_RECORDS TO PROCESS_.
· · · · ·

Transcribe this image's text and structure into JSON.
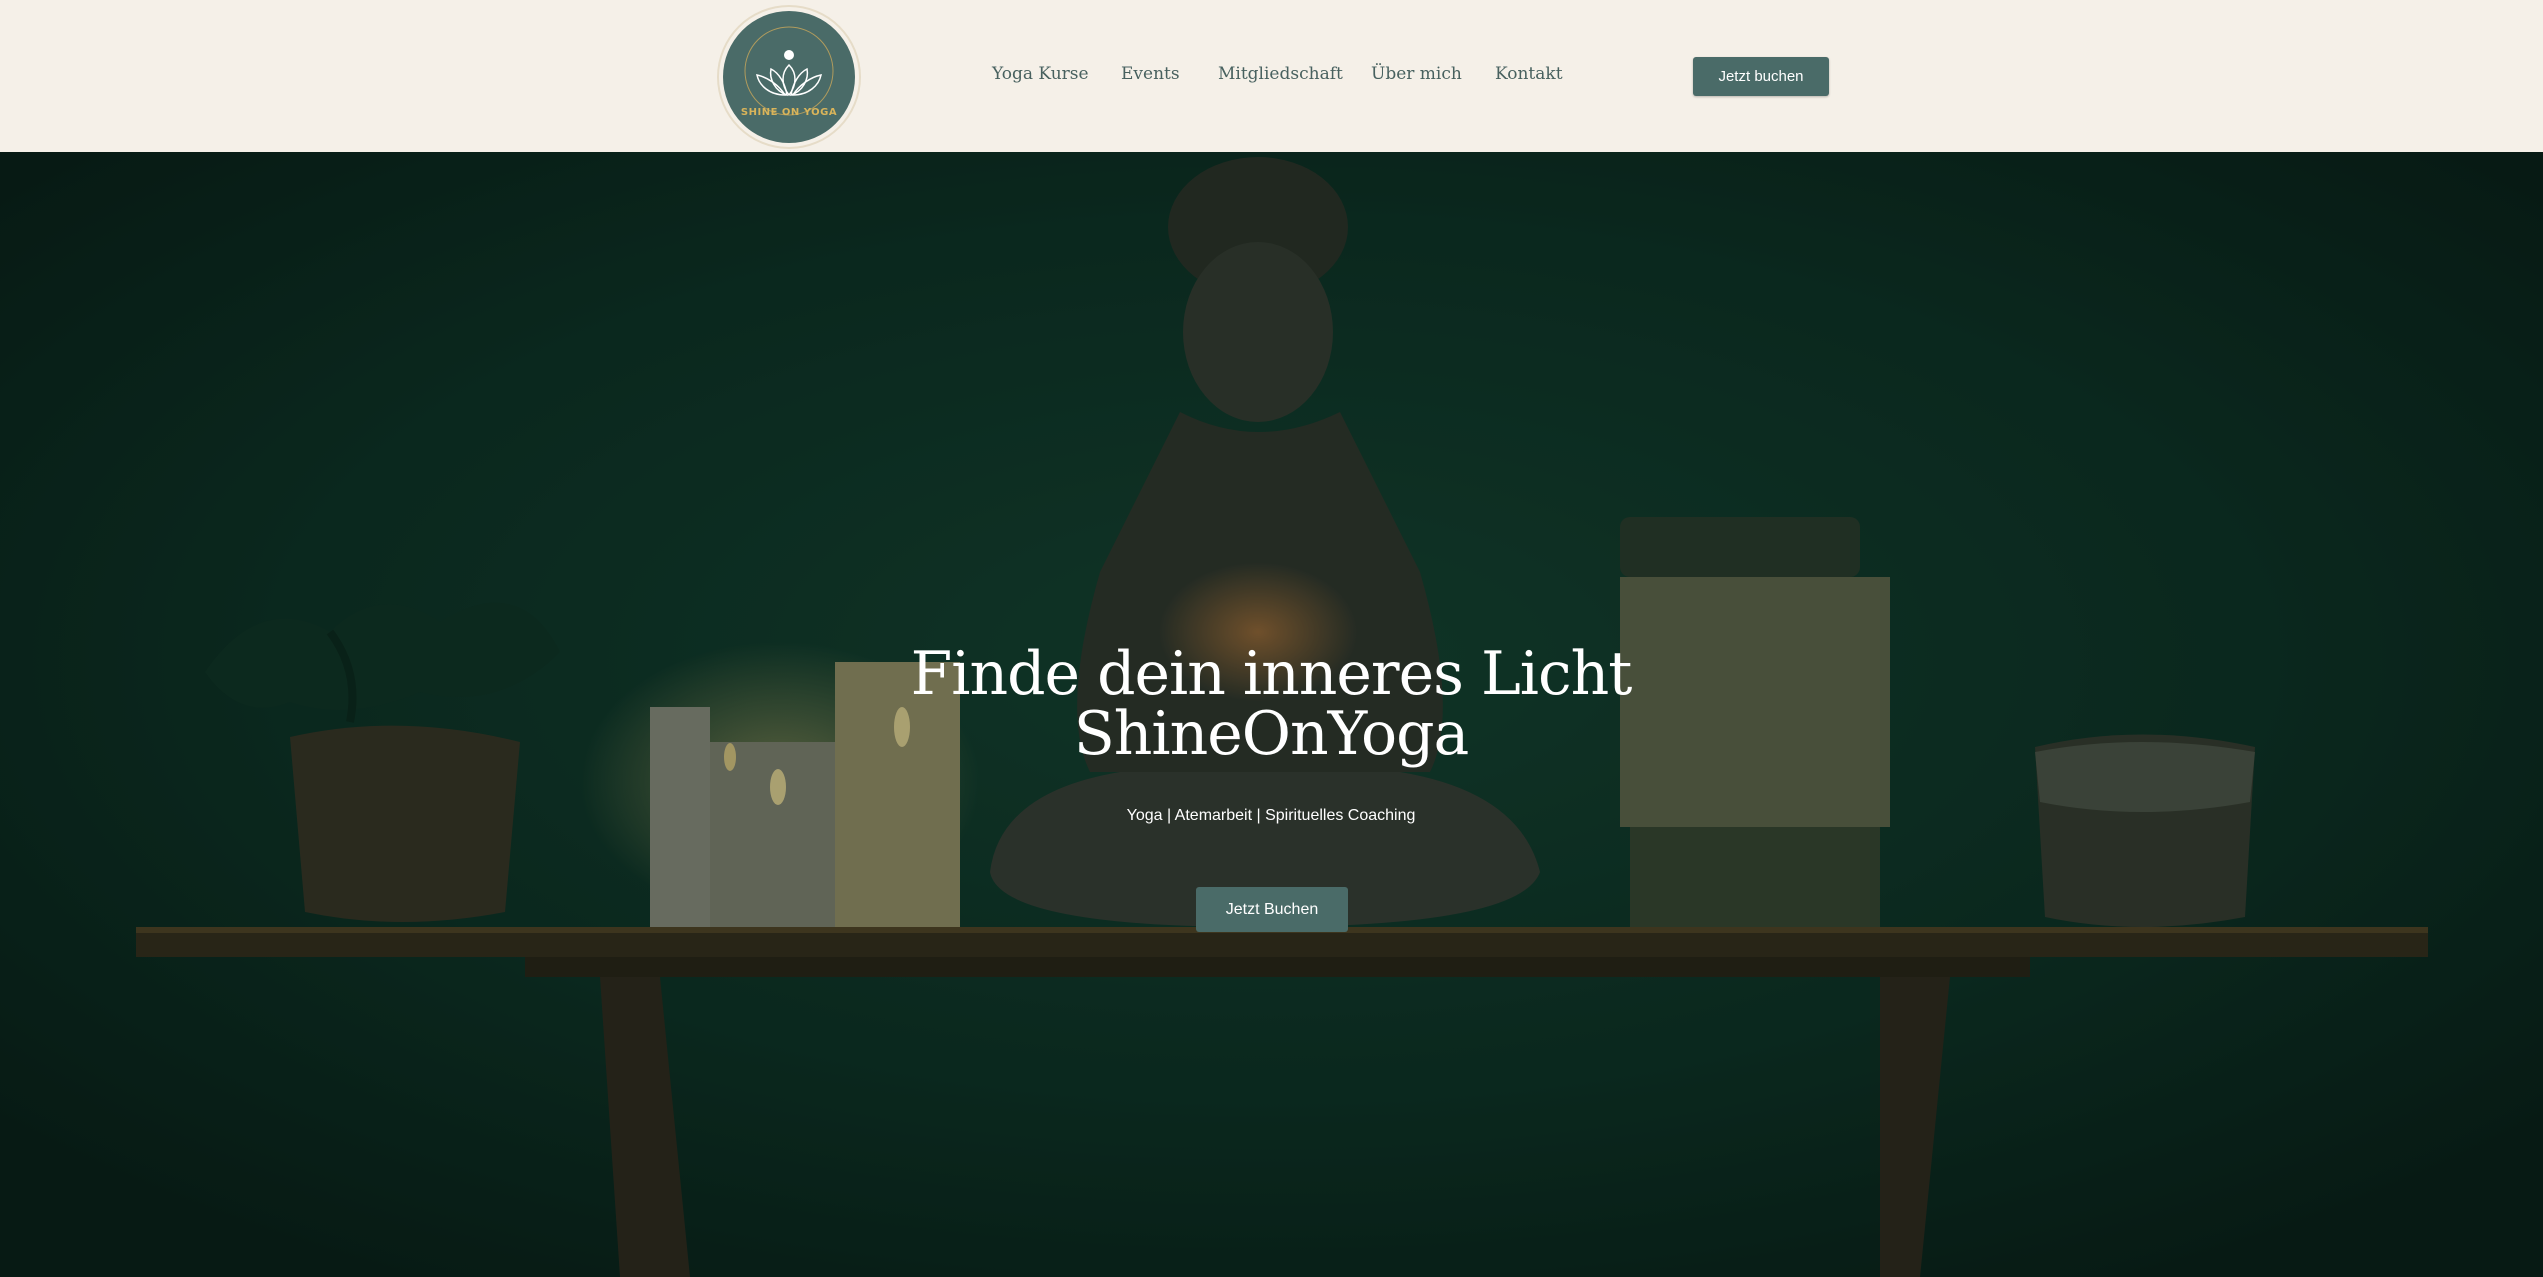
{
  "brand": {
    "name": "ShineOnYoga",
    "logo_text": "SHINE ON YOGA"
  },
  "nav": {
    "items": [
      {
        "label": "Yoga Kurse"
      },
      {
        "label": "Events"
      },
      {
        "label": "Mitgliedschaft"
      },
      {
        "label": "Über mich"
      },
      {
        "label": "Kontakt"
      }
    ],
    "cta_label": "Jetzt buchen"
  },
  "hero": {
    "title_line1": "Finde dein inneres Licht",
    "title_line2": "ShineOnYoga",
    "subtitle": "Yoga | Atemarbeit | Spirituelles Coaching",
    "cta_label": "Jetzt Buchen"
  },
  "colors": {
    "header_bg": "#f5f0e8",
    "accent": "#4a6b68",
    "nav_text": "#48615f",
    "logo_gold": "#d9b45a",
    "hero_bg": "#0d2a20"
  }
}
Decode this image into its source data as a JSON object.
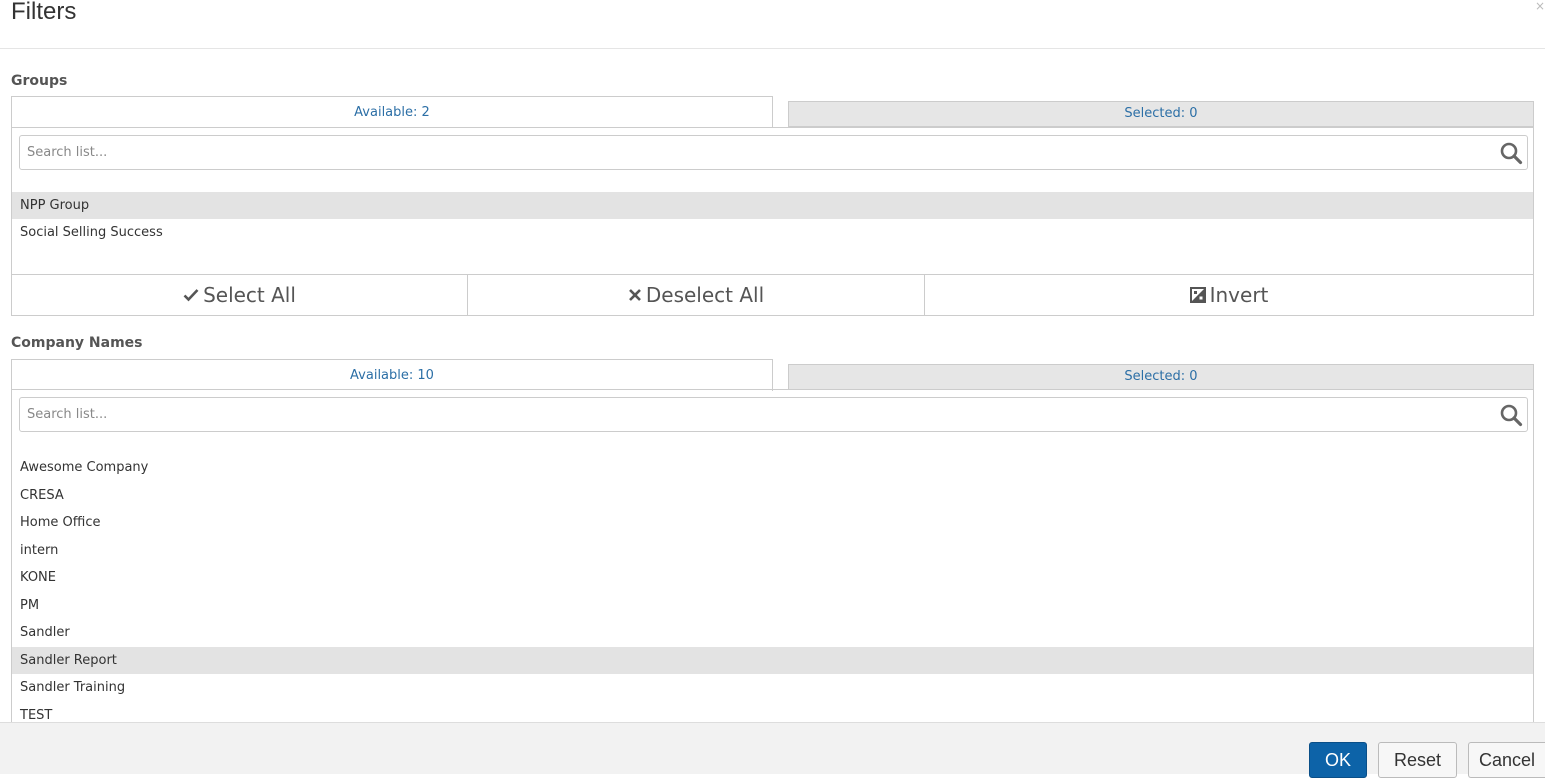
{
  "dialog": {
    "title": "Filters",
    "close_glyph": "×"
  },
  "groups": {
    "label": "Groups",
    "tab_available": "Available: 2",
    "tab_selected": "Selected: 0",
    "search_placeholder": "Search list...",
    "items": [
      {
        "label": "NPP Group",
        "highlighted": true
      },
      {
        "label": "Social Selling Success",
        "highlighted": false
      }
    ],
    "actions": {
      "select_all": "Select All",
      "deselect_all": "Deselect All",
      "invert": "Invert"
    }
  },
  "company_names": {
    "label": "Company Names",
    "tab_available": "Available: 10",
    "tab_selected": "Selected: 0",
    "search_placeholder": "Search list...",
    "items": [
      {
        "label": "Awesome Company",
        "highlighted": false
      },
      {
        "label": "CRESA",
        "highlighted": false
      },
      {
        "label": "Home Office",
        "highlighted": false
      },
      {
        "label": "intern",
        "highlighted": false
      },
      {
        "label": "KONE",
        "highlighted": false
      },
      {
        "label": "PM",
        "highlighted": false
      },
      {
        "label": "Sandler",
        "highlighted": false
      },
      {
        "label": "Sandler Report",
        "highlighted": true
      },
      {
        "label": "Sandler Training",
        "highlighted": false
      },
      {
        "label": "TEST",
        "highlighted": false
      }
    ]
  },
  "footer": {
    "ok": "OK",
    "reset": "Reset",
    "cancel": "Cancel"
  },
  "colors": {
    "accent": "#0d63a8",
    "tab_text": "#2c6fa6",
    "highlight_row": "#e3e3e3"
  },
  "icons": [
    "search-icon",
    "checkmark-icon",
    "x-icon",
    "invert-icon",
    "close-icon"
  ]
}
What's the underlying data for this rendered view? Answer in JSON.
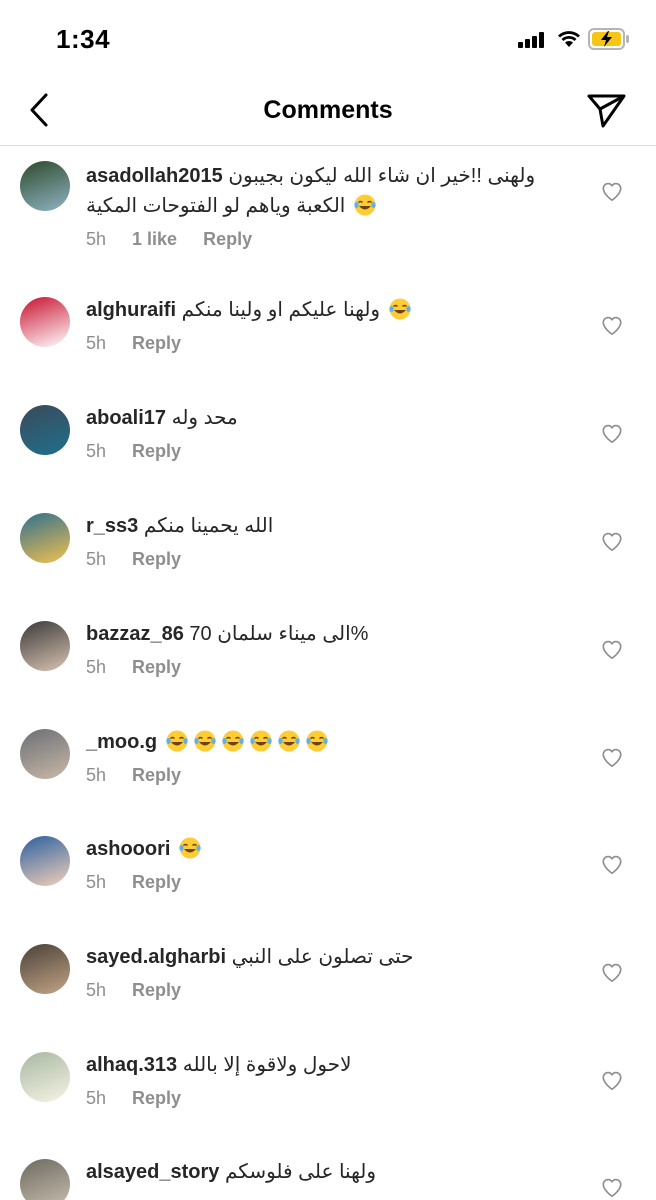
{
  "status_bar": {
    "time": "1:34",
    "battery_color": "#f5c518"
  },
  "header": {
    "title": "Comments",
    "back_icon": "chevron-left-icon",
    "send_icon": "paper-plane-icon"
  },
  "comments": [
    {
      "username": "asadollah2015",
      "text": "ولهنى !!خير ان شاء الله ليكون بجيبون الكعبة وياهم لو الفتوحات المكية",
      "emojis": 1,
      "time": "5h",
      "likes": "1 like",
      "reply": "Reply"
    },
    {
      "username": "alghuraifi",
      "text": "ولهنا عليكم او ولينا منكم",
      "emojis": 1,
      "time": "5h",
      "reply": "Reply"
    },
    {
      "username": "aboali17",
      "text": "محد وله",
      "emojis": 0,
      "time": "5h",
      "reply": "Reply"
    },
    {
      "username": "r_ss3",
      "text": "الله يحمينا منكم",
      "emojis": 0,
      "time": "5h",
      "reply": "Reply"
    },
    {
      "username": "bazzaz_86",
      "text": "الى ميناء سلمان 70%",
      "emojis": 0,
      "time": "5h",
      "reply": "Reply"
    },
    {
      "username": "_moo.g",
      "text": "",
      "emojis": 6,
      "time": "5h",
      "reply": "Reply"
    },
    {
      "username": "ashooori",
      "text": "",
      "emojis": 1,
      "time": "5h",
      "reply": "Reply"
    },
    {
      "username": "sayed.algharbi",
      "text": "حتى تصلون على النبي",
      "emojis": 0,
      "time": "5h",
      "reply": "Reply"
    },
    {
      "username": "alhaq.313",
      "text": "لاحول ولاقوة إلا بالله",
      "emojis": 0,
      "time": "5h",
      "reply": "Reply"
    },
    {
      "username": "alsayed_story",
      "text": "ولهنا على فلوسكم",
      "emojis": 0,
      "time": "",
      "reply": ""
    }
  ]
}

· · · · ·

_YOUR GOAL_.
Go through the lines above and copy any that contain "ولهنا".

_ANSWER SPACE_.
      "text": "ولهنا عليكم او ولينا منكم",
      "text": "ولهنا على فلوسكم",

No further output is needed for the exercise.